They can visit your home to settle the debt. Once they pay you a visit, they have no legal powers to take your possessions or force you to pay. Debt collectors have no more powers than a creditor. As such, they cannot seize your car.

Can bailiffs take my car?

Bailiffs are now known as enforcement agents. However, many people still use the term bailiff.

Unlike a debt collector, the legal powers of bailiffs include the seizure of goods to recover debts. They’ll have court-mandated powers to collect things like council tax, parking fines, and similar. 

When they visit your property, they have the power to take certain items to match the cost of what you owe. Your car is part of their remit, providing that it’s at least partly in your name and not a hire purchase vehicle. 

Will They Give Up Chasing?

After all that you might be wondering whether you can just wait it out and hope they stop chasing you.

Sadly, that’s probably not going to happen. Most debt collectors are persistent.

debt collector chased debt

Source: Moneysavingexpert

As you can see Robinson Way starting to chase a debtor mere days after their mortgage application and a full 12 years after the debt was originally chased.
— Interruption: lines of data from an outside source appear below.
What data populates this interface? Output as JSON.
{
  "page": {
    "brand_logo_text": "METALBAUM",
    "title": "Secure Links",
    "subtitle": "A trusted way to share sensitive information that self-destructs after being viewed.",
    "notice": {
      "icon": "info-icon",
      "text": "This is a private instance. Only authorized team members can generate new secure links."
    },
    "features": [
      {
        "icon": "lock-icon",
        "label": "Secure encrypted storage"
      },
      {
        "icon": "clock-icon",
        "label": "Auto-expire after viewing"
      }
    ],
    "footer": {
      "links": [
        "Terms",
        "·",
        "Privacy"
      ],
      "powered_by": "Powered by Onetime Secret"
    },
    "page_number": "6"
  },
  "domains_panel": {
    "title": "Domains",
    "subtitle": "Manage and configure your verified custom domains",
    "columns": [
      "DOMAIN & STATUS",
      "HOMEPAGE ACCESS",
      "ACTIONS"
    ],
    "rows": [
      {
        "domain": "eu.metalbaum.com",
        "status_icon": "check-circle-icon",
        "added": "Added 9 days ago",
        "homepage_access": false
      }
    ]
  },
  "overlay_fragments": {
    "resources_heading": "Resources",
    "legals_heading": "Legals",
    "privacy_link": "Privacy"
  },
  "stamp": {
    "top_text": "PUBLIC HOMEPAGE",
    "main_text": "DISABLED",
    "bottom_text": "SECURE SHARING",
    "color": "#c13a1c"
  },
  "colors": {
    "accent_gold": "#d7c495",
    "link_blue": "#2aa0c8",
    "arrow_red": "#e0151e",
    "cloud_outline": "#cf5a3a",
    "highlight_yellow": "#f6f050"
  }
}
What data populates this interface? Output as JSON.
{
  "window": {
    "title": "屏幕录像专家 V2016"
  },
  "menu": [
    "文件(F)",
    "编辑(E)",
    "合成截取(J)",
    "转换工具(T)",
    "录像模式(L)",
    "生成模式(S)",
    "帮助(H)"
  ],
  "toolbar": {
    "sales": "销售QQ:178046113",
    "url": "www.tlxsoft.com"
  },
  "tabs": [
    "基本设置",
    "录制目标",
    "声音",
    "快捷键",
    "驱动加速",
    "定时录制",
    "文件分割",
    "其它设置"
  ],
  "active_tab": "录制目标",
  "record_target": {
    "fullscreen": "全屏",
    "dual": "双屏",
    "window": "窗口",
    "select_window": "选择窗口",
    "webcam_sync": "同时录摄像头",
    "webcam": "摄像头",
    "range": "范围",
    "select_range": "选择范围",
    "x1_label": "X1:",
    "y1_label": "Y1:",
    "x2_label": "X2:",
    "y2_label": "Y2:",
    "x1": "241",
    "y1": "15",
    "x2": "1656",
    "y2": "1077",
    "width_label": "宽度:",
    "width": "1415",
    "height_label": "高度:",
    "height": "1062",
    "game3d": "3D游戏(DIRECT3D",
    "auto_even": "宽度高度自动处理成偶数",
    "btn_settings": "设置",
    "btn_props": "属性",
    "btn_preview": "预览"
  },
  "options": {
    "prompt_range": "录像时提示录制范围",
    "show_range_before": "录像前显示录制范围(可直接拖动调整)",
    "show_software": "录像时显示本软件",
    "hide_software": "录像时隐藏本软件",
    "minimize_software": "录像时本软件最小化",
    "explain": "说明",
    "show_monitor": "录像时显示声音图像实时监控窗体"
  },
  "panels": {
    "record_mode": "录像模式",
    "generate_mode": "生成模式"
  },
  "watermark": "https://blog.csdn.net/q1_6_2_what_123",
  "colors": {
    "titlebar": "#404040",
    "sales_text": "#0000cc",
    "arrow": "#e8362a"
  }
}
Other agencies like Lowell Group, Portfolio Recovery and Cabot Financial are constantly being accused of buying Statute Barred debts and then chasing people for payment.

Could you legally write off some debt?

Answer below to get started.

How much debt do you have?

This isn’t a full fact find, MoneyNerd doesn’t give advice. We work with The Debt Advice Service who provide information about your options.

The authors
Scott Nelson Profile Picture
Author
MoneyNerd’s founder, Scott Nelson, has a decade of financial industry experience, including 6 years in FCA regulated loan and credit card companies. Troubled by a lack of conscience in the industry, he founded MoneyNerd to give genuine advice to those in debt and struggling financially.
Janine Marsh Profile Picture
Debt Expert
Janine Marsh is an award-winning presenter and a valuable member of the MoneyNerd team. With a wealth of experience as a financial expert, she's been featured on BBC Radio 4, BBC Local Radio, and BBC Five Live, and is a regular on Co-op Radio.